While some of today’s beauty trends seem questionable, none are outright cruel and unusual. Not like this. Foot-binding was a grisly beauty procedure that existed in China for over 1,000 years. The antiquated practice involved breaking and deforming a young girl’s feet to achieve the desired miniature effect.
The practice was done among wealthy Chinese family and bound feet were considered a status symbol.The process would begin between the ages of four and nine. The girls would have their toes broken and curled under the sole of the foot. The feet were then bound tightly in this position with bandages.
The smaller the foot, the easier it was for Chinese families to marry off their daughters to wealthy suitors. A “golden lotus” was a foot that was no bigger than three-inches. A four-inch foot, or “silver lotus” was still considered acceptable, but not as desirable. Everything five-inches and over was an “iron lotus,” and undesirable.
Foot-binding was outlawed in China in 1912, but many families continued secretly binding their daughter’s feet. Today there are only a handful of elderly women alive in China who still have bound feet. Zhou Guizhen from Southern China’s Yunnan province is one of these few remaining women.
Zhou Guizhen was 86-years-old at the time of a 2007 NPR interview on the last survivors of foot-binding. She was born into a rich family, and married into an even richer family. However, she lost all her wealth under communist rule. When the practice was outlawed in 1912, Zhou said that her mother would attempt to cover up her feet from government inspectors.
"When people came to inspect our feet, my mother bandaged my feet, then put big shoes on them," Zhou said. "When the inspectors came, we fooled them into thinking I had big feet." However, Zhou’s feet were anything but. Her mother kept up the ancient practice in order to marry Zhou off into a wealthy family.
Some believe that foot-binding originated in the Shang Dynasty (1700-1027 B.C). It’s said that the Shang Empress was born with a clubfoot and made foot-binding mandatory amongst the noble women in her court. Others believe that it originated much later, around the 10th century.
The other origin story is that foot-binding became fashionable after a 10th-century dancer Yao Niang. Niang bound her feet into the shape of the new moon. She danced in the court of Emperor Li Yu, and her tiny feet made quite the erotic impression, causing many other noblewomen to follow suit.

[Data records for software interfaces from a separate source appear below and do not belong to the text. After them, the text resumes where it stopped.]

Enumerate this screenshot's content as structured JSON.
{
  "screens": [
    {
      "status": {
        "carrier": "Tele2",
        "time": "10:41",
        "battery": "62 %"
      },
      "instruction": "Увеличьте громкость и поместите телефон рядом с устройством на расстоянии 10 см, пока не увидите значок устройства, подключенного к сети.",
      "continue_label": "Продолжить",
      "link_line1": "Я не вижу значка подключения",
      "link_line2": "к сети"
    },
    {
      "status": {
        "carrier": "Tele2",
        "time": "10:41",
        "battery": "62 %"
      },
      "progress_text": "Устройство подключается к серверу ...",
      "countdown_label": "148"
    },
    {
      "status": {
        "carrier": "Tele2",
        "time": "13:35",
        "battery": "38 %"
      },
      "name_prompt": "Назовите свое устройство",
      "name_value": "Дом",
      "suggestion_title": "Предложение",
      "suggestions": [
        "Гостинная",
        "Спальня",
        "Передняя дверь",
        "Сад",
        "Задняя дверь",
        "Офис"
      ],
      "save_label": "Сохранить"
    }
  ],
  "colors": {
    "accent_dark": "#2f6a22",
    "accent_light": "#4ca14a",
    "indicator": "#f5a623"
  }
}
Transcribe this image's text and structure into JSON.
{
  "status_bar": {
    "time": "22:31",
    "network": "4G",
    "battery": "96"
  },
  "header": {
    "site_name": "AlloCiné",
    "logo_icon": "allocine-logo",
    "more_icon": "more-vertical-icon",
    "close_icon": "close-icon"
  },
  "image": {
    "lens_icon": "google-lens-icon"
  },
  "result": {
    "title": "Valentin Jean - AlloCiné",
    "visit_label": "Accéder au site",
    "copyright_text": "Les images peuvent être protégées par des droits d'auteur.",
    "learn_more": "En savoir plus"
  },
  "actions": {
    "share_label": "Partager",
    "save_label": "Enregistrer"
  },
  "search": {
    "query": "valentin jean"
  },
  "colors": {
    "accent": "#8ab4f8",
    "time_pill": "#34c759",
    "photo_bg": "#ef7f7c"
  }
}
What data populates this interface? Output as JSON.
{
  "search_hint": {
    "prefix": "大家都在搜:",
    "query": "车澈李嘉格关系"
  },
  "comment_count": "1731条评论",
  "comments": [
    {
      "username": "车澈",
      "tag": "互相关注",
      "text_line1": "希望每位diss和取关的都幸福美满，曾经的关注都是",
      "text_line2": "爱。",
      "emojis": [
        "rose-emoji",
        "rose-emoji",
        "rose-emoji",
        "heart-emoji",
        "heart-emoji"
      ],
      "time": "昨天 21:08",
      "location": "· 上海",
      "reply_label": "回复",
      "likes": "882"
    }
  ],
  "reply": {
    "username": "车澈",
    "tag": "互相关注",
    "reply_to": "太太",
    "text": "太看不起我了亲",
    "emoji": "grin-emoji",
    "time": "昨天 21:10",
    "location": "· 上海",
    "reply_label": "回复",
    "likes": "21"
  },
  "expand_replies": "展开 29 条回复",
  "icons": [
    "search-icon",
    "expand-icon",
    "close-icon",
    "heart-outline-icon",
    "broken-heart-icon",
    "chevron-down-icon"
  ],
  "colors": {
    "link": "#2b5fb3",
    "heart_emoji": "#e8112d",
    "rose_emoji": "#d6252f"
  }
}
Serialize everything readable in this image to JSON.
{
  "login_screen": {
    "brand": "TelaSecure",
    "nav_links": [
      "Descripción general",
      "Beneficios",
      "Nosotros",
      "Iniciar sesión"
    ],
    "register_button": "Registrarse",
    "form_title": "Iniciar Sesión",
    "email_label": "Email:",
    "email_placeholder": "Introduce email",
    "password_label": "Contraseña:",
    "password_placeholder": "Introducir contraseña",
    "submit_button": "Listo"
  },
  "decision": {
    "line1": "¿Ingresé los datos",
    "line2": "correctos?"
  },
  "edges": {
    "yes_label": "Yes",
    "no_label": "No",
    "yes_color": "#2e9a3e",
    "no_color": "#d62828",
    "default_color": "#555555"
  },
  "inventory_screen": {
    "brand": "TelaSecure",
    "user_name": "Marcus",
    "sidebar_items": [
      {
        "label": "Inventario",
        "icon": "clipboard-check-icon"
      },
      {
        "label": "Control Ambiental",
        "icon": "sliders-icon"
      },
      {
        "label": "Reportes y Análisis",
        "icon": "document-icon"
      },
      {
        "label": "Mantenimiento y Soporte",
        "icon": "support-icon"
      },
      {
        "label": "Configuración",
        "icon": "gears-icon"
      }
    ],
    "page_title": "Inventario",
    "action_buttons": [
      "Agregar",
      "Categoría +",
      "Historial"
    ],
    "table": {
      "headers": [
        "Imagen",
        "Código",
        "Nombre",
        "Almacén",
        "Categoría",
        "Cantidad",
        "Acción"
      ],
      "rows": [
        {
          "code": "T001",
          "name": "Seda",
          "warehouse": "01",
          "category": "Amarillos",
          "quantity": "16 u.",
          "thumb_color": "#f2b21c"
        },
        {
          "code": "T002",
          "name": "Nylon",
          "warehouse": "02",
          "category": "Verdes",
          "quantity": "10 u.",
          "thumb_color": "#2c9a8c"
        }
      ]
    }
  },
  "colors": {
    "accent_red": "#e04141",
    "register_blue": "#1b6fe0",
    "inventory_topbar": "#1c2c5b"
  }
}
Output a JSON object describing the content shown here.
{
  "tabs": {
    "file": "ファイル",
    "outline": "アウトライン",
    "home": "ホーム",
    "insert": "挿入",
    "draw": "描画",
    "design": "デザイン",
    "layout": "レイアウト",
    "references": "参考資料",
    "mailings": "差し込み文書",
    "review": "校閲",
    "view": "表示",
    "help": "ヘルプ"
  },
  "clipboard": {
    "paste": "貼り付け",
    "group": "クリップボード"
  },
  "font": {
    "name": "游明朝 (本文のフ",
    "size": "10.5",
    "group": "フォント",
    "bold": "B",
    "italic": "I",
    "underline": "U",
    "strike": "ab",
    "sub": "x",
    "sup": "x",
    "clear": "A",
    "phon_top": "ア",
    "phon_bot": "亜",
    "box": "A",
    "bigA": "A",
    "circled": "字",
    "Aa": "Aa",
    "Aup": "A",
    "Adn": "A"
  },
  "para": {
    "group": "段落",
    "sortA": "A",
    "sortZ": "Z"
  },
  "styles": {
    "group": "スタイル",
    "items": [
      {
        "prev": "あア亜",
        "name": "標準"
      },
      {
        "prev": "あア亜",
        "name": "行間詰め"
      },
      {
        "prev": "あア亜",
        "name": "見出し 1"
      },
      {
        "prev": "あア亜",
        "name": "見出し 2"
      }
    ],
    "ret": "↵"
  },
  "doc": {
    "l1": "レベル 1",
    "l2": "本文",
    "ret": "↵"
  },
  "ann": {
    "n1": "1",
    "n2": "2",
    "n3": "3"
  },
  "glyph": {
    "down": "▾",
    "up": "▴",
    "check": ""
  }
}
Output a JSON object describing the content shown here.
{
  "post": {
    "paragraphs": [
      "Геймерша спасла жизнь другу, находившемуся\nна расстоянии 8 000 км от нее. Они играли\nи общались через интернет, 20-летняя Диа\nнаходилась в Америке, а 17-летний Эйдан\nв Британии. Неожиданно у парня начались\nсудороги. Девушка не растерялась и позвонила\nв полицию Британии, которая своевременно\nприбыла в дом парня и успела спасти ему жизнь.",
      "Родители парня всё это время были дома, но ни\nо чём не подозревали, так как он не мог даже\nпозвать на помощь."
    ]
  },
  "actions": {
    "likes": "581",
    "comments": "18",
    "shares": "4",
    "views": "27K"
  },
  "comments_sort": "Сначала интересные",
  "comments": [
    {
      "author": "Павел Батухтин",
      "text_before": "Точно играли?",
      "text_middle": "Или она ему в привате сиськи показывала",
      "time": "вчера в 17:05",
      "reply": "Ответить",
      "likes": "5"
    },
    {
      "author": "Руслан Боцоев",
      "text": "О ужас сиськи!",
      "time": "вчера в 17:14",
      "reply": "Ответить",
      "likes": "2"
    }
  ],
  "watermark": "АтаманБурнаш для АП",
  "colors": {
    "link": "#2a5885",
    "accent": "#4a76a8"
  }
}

In fact, the feet were considered so erotic, there was even pornography centered around bound feet. There were even pornographic books from the Qing dynasty that recorded 48 ways of playing with a woman’s “lotus” feet. But, some researchers say that foot-binding wasn’t just intended to make the man happy.
There were undeniably erotic elements to foot-binding. The smaller the foot was, the more likely that the girl would be married off. As mentioned before, it was also considered a status symbol. Since their mangled feet affected their mobility, the girls couldn’t do a lot of high-demand physical labor, like working in fields. But, research done by Laurel Bossen says that their immobility made them better suited for another type of work: textiles.
“We reject the view that women were exempted from work, treasuring their precious bound feet and not economically important,” Laurel Bossen said. “They developed hand skills and worked with their hands throughout their lives.”
Bossen believes that many women, and not just from the wealthiest of families, bound their daughter’s feet to make them more productive with their hands by weaving, sewing, etc. They contributed a lot to their families and the economy, but are given little credit for it.
However, this does not make the tradition less cruel.
In some cases, the foot wasn’t correctly bound, and it led to an undesirable outcome and possibly the lack of a potential suitor. However, the foot was still left terribly deformed. In the photo above, “Her mother lacked expertise so that the feet did not achieve the desired shape, but were nonetheless painfully deformed,” Laurel Bossen said.
While the practice may have been considered attractive at one point, it was absolutely disgusting and unsanitary. The cloths they bound the feet were soaked in an herbal mixture mixed with animal blood. It was difficult to remove the bandages, so they would only wash their feet once every two weeks or so, which created putrid-smelling feet.
There is still a sense of pride about the bound feet among the practice’s few remaining survivors. One woman, Wang Lifen, still admires her feet sometimes, even though they hurt her. "There's not a single other woman in Liuyicun who could fit their feet into my shoes," she said. "When my generation dies, people won't be able to see bound feet, even if they want to."
Zhou Guizhen doesn’t feel the same kind of pride, though. “I regret binding my feet,” she said. “I can’t dance, I can’t move properly. I regret it a lot. But at the time, if you didn’t bind your feet, no one would marry you.”